PROBLEM REQUIREMENTS:
Every entry is to be returned unchanged, and no picture is to be included.

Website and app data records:
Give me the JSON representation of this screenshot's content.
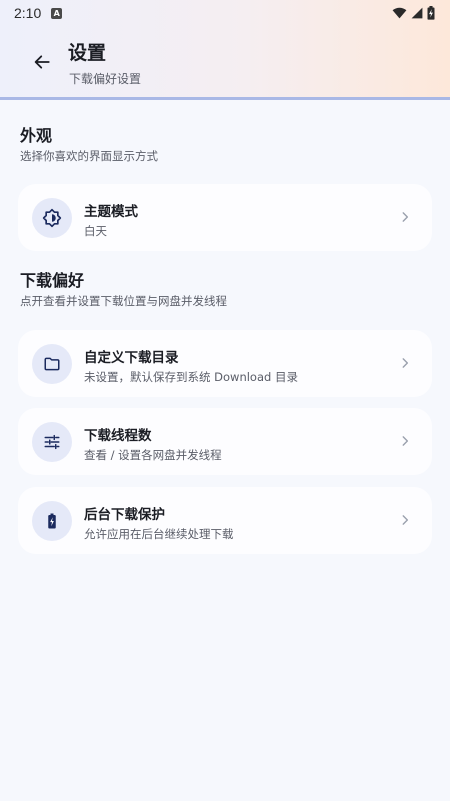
{
  "status_bar": {
    "time": "2:10",
    "notification_glyph": "A"
  },
  "header": {
    "title": "设置",
    "subtitle": "下载偏好设置"
  },
  "sections": {
    "appearance": {
      "title": "外观",
      "description": "选择你喜欢的界面显示方式",
      "items": [
        {
          "title": "主题模式",
          "subtitle": "白天",
          "icon": "brightness-auto-icon"
        }
      ]
    },
    "download": {
      "title": "下载偏好",
      "description": "点开查看并设置下载位置与网盘并发线程",
      "items": [
        {
          "title": "自定义下载目录",
          "subtitle": "未设置，默认保存到系统 Download 目录",
          "icon": "folder-icon"
        },
        {
          "title": "下载线程数",
          "subtitle": "查看 / 设置各网盘并发线程",
          "icon": "tune-sliders-icon"
        },
        {
          "title": "后台下载保护",
          "subtitle": "允许应用在后台继续处理下载",
          "icon": "battery-charging-icon"
        }
      ]
    }
  },
  "colors": {
    "accent": "#1b2a5e",
    "icon_bg": "#e5e9f8",
    "card_bg": "#fdfdff",
    "page_bg": "#f6f8fd",
    "header_border": "#a9b8e6"
  }
}
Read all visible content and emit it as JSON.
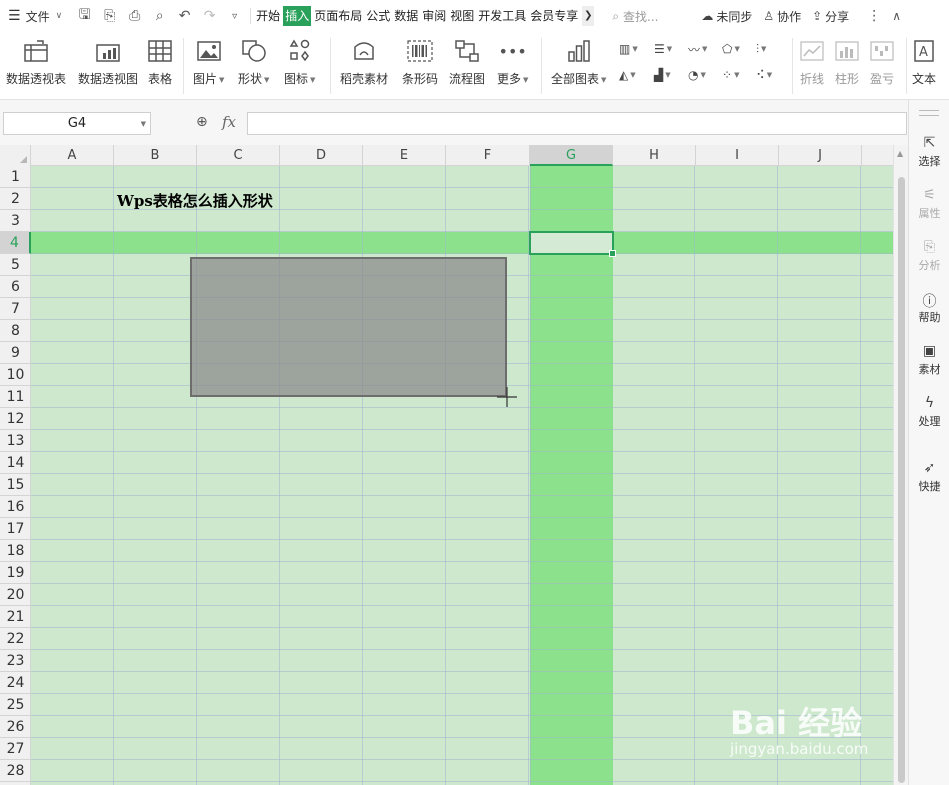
{
  "menubar": {
    "file_label": "文件",
    "tabs": [
      "开始",
      "插入",
      "页面布局",
      "公式",
      "数据",
      "审阅",
      "视图",
      "开发工具",
      "会员专享"
    ],
    "active_tab": "插入",
    "search_placeholder": "查找...",
    "unsynced_label": "未同步",
    "collaborate_label": "协作",
    "share_label": "分享"
  },
  "ribbon": {
    "pivot_table": "数据透视表",
    "pivot_chart": "数据透视图",
    "table": "表格",
    "picture": "图片",
    "shape": "形状",
    "icon": "图标",
    "docer_material": "稻壳素材",
    "barcode": "条形码",
    "flowchart": "流程图",
    "more": "更多",
    "all_charts": "全部图表",
    "sparkline_line": "折线",
    "sparkline_column": "柱形",
    "sparkline_winloss": "盈亏",
    "text": "文本"
  },
  "formula_bar": {
    "name_box": "G4",
    "fx_label": "fx",
    "formula": ""
  },
  "sheet": {
    "columns": [
      "A",
      "B",
      "C",
      "D",
      "E",
      "F",
      "G",
      "H",
      "I",
      "J"
    ],
    "rows": [
      "1",
      "2",
      "3",
      "4",
      "5",
      "6",
      "7",
      "8",
      "9",
      "10",
      "11",
      "12",
      "13",
      "14",
      "15",
      "16",
      "17",
      "18",
      "19",
      "20",
      "21",
      "22",
      "23",
      "24",
      "25",
      "26",
      "27",
      "28"
    ],
    "selected_column": "G",
    "selected_row": "4",
    "title_text": "Wps表格怎么插入形状"
  },
  "side_panel": {
    "select": "选择",
    "properties": "属性",
    "analysis": "分析",
    "help": "帮助",
    "material": "素材",
    "process": "处理",
    "quick": "快捷"
  },
  "watermark": {
    "brand": "Bai 经验",
    "url": "jingyan.baidu.com"
  },
  "colors": {
    "accent": "#2aa15a",
    "cell_bg": "#cde8cd",
    "highlight": "#8ce28c",
    "shape_fill": "#8c8c8c"
  }
}
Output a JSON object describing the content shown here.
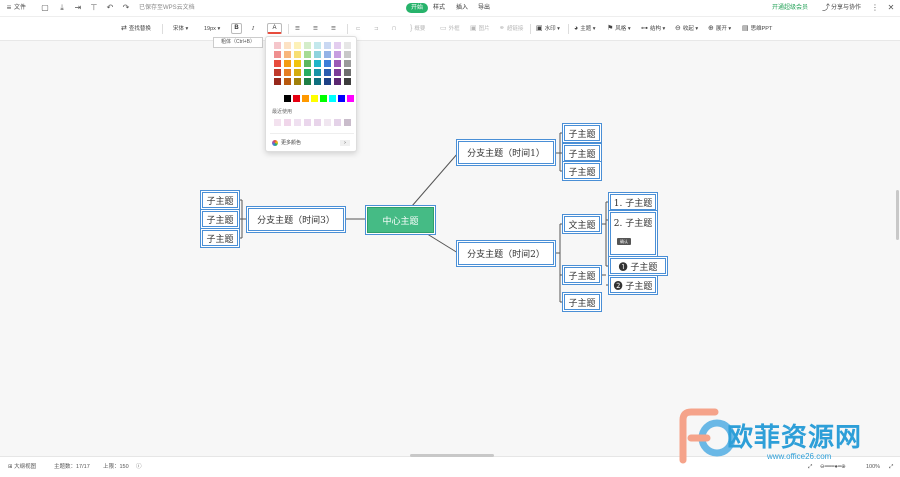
{
  "topbar": {
    "file_menu": "文件",
    "save_note": "已保存至WPS云文档",
    "tabs": [
      "开始",
      "样式",
      "插入",
      "导出"
    ],
    "active_tab": "开始",
    "member_link": "开通超级会员",
    "share_label": "分享与协作"
  },
  "toolbar": {
    "find_replace": "查找替换",
    "font": "宋体",
    "font_size": "19px",
    "bold": "B",
    "italic": "I",
    "font_color": "A",
    "items_right": [
      "概要",
      "外框",
      "图片",
      "超链接",
      "水印",
      "主题",
      "风格",
      "结构",
      "收起",
      "展开",
      "思维PPT"
    ],
    "disabled_items": [
      "概要",
      "外框",
      "图片",
      "超链接"
    ]
  },
  "color_popup": {
    "tooltip": "粗体（Ctrl+B）",
    "recent_label": "最近使用",
    "more_colors": "更多颜色",
    "palette_rows": [
      [
        "#f5c6cb",
        "#fde2c4",
        "#fdf1b8",
        "#d4edc9",
        "#c3e8ec",
        "#c9d8f2",
        "#e3cdef",
        "#e6e6e6"
      ],
      [
        "#ef8f8f",
        "#f8b67c",
        "#f7df75",
        "#a7db93",
        "#8ed3dd",
        "#93b3e6",
        "#c79ee0",
        "#c8c8c8"
      ],
      [
        "#e84c3d",
        "#f39c12",
        "#f1c40f",
        "#5cb85c",
        "#1fb5c8",
        "#3b7dd8",
        "#9b59b6",
        "#9a9a9a"
      ],
      [
        "#c0392b",
        "#e67e22",
        "#d4ac0d",
        "#27ae60",
        "#1795a8",
        "#2a5db0",
        "#7d3c98",
        "#6e6e6e"
      ],
      [
        "#96281b",
        "#b9590e",
        "#a0800a",
        "#1e7f46",
        "#0e6f7e",
        "#1d4185",
        "#5b2670",
        "#3c3c3c"
      ]
    ],
    "standard_row": [
      "#000000",
      "#e60012",
      "#ff9900",
      "#ffff00",
      "#00ff00",
      "#00ffff",
      "#0000ff",
      "#ff00ff"
    ],
    "recent_row": [
      "#f3e2ef",
      "#f0d6ea",
      "#efe0f0",
      "#ead6ec",
      "#e8d4ea",
      "#f0e6f0",
      "#e4d2e8",
      "#c9bccb"
    ]
  },
  "mindmap": {
    "center": "中心主题",
    "branch_1": "分支主题（时间1）",
    "branch_2": "分支主题（时间2）",
    "branch_3": "分支主题（时间3）",
    "sub_topic": "子主题",
    "sub_topic_alt": "文主题",
    "numbered_1": "1. 子主题",
    "numbered_2": "2. 子主题",
    "badge_1": "❶ 子主题",
    "badge_2": "❷ 子主题",
    "cursor_label": "确认"
  },
  "statusbar": {
    "outline_view": "大纲视图",
    "topic_count": "主题数：17/17",
    "limit": "上限：150",
    "zoom": "100%"
  },
  "watermark": {
    "brand": "欧菲资源网",
    "url": "www.office26.com"
  },
  "colors": {
    "accent": "#27b36b",
    "center_node": "#45bb85",
    "node_border": "#4a8fd6",
    "member_link": "#27a35a"
  }
}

SOLUTION FOR THIS EXERCISE:
Give me the JSON representation of this screenshot's content.
{
  "status_bar": {
    "time": "2:10",
    "notification_glyph": "A"
  },
  "header": {
    "title": "设置",
    "subtitle": "下载偏好设置"
  },
  "sections": {
    "appearance": {
      "title": "外观",
      "description": "选择你喜欢的界面显示方式",
      "items": [
        {
          "title": "主题模式",
          "subtitle": "白天",
          "icon": "brightness-auto-icon"
        }
      ]
    },
    "download": {
      "title": "下载偏好",
      "description": "点开查看并设置下载位置与网盘并发线程",
      "items": [
        {
          "title": "自定义下载目录",
          "subtitle": "未设置，默认保存到系统 Download 目录",
          "icon": "folder-icon"
        },
        {
          "title": "下载线程数",
          "subtitle": "查看 / 设置各网盘并发线程",
          "icon": "tune-sliders-icon"
        },
        {
          "title": "后台下载保护",
          "subtitle": "允许应用在后台继续处理下载",
          "icon": "battery-charging-icon"
        }
      ]
    }
  },
  "colors": {
    "accent": "#1b2a5e",
    "icon_bg": "#e5e9f8",
    "card_bg": "#fdfdff",
    "page_bg": "#f6f8fd",
    "header_border": "#a9b8e6"
  }
}
Read all visible content and emit it as JSON.
{
  "menubar": {
    "file_label": "文件",
    "tabs": [
      "开始",
      "插入",
      "页面布局",
      "公式",
      "数据",
      "审阅",
      "视图",
      "开发工具",
      "会员专享"
    ],
    "active_tab": "插入",
    "search_placeholder": "查找...",
    "unsynced_label": "未同步",
    "collaborate_label": "协作",
    "share_label": "分享"
  },
  "ribbon": {
    "pivot_table": "数据透视表",
    "pivot_chart": "数据透视图",
    "table": "表格",
    "picture": "图片",
    "shape": "形状",
    "icon": "图标",
    "docer_material": "稻壳素材",
    "barcode": "条形码",
    "flowchart": "流程图",
    "more": "更多",
    "all_charts": "全部图表",
    "sparkline_line": "折线",
    "sparkline_column": "柱形",
    "sparkline_winloss": "盈亏",
    "text": "文本"
  },
  "formula_bar": {
    "name_box": "G4",
    "fx_label": "fx",
    "formula": ""
  },
  "sheet": {
    "columns": [
      "A",
      "B",
      "C",
      "D",
      "E",
      "F",
      "G",
      "H",
      "I",
      "J"
    ],
    "rows": [
      "1",
      "2",
      "3",
      "4",
      "5",
      "6",
      "7",
      "8",
      "9",
      "10",
      "11",
      "12",
      "13",
      "14",
      "15",
      "16",
      "17",
      "18",
      "19",
      "20",
      "21",
      "22",
      "23",
      "24",
      "25",
      "26",
      "27",
      "28"
    ],
    "selected_column": "G",
    "selected_row": "4",
    "title_text": "Wps表格怎么插入形状"
  },
  "side_panel": {
    "select": "选择",
    "properties": "属性",
    "analysis": "分析",
    "help": "帮助",
    "material": "素材",
    "process": "处理",
    "quick": "快捷"
  },
  "watermark": {
    "brand": "Bai 经验",
    "url": "jingyan.baidu.com"
  },
  "colors": {
    "accent": "#2aa15a",
    "cell_bg": "#cde8cd",
    "highlight": "#8ce28c",
    "shape_fill": "#8c8c8c"
  }
}
Output a JSON object describing the content shown here.
{
  "topbar": {
    "file_menu": "文件",
    "save_note": "已保存至WPS云文档",
    "tabs": [
      "开始",
      "样式",
      "插入",
      "导出"
    ],
    "active_tab": "开始",
    "member_link": "开通超级会员",
    "share_label": "分享与协作"
  },
  "toolbar": {
    "find_replace": "查找替换",
    "font": "宋体",
    "font_size": "19px",
    "bold": "B",
    "italic": "I",
    "font_color": "A",
    "items_right": [
      "概要",
      "外框",
      "图片",
      "超链接",
      "水印",
      "主题",
      "风格",
      "结构",
      "收起",
      "展开",
      "思维PPT"
    ],
    "disabled_items": [
      "概要",
      "外框",
      "图片",
      "超链接"
    ]
  },
  "color_popup": {
    "tooltip": "粗体（Ctrl+B）",
    "recent_label": "最近使用",
    "more_colors": "更多颜色",
    "palette_rows": [
      [
        "#f5c6cb",
        "#fde2c4",
        "#fdf1b8",
        "#d4edc9",
        "#c3e8ec",
        "#c9d8f2",
        "#e3cdef",
        "#e6e6e6"
      ],
      [
        "#ef8f8f",
        "#f8b67c",
        "#f7df75",
        "#a7db93",
        "#8ed3dd",
        "#93b3e6",
        "#c79ee0",
        "#c8c8c8"
      ],
      [
        "#e84c3d",
        "#f39c12",
        "#f1c40f",
        "#5cb85c",
        "#1fb5c8",
        "#3b7dd8",
        "#9b59b6",
        "#9a9a9a"
      ],
      [
        "#c0392b",
        "#e67e22",
        "#d4ac0d",
        "#27ae60",
        "#1795a8",
        "#2a5db0",
        "#7d3c98",
        "#6e6e6e"
      ],
      [
        "#96281b",
        "#b9590e",
        "#a0800a",
        "#1e7f46",
        "#0e6f7e",
        "#1d4185",
        "#5b2670",
        "#3c3c3c"
      ]
    ],
    "standard_row": [
      "#000000",
      "#e60012",
      "#ff9900",
      "#ffff00",
      "#00ff00",
      "#00ffff",
      "#0000ff",
      "#ff00ff"
    ],
    "recent_row": [
      "#f3e2ef",
      "#f0d6ea",
      "#efe0f0",
      "#ead6ec",
      "#e8d4ea",
      "#f0e6f0",
      "#e4d2e8",
      "#c9bccb"
    ]
  },
  "mindmap": {
    "center": "中心主题",
    "branch_1": "分支主题（时间1）",
    "branch_2": "分支主题（时间2）",
    "branch_3": "分支主题（时间3）",
    "sub_topic": "子主题",
    "sub_topic_alt": "文主题",
    "numbered_1": "1. 子主题",
    "numbered_2": "2. 子主题",
    "badge_1": "❶ 子主题",
    "badge_2": "❷ 子主题",
    "cursor_label": "确认"
  },
  "statusbar": {
    "outline_view": "大纲视图",
    "topic_count": "主题数：17/17",
    "limit": "上限：150",
    "zoom": "100%"
  },
  "watermark": {
    "brand": "欧菲资源网",
    "url": "www.office26.com"
  },
  "colors": {
    "accent": "#27b36b",
    "center_node": "#45bb85",
    "node_border": "#4a8fd6",
    "member_link": "#27a35a"
  }
}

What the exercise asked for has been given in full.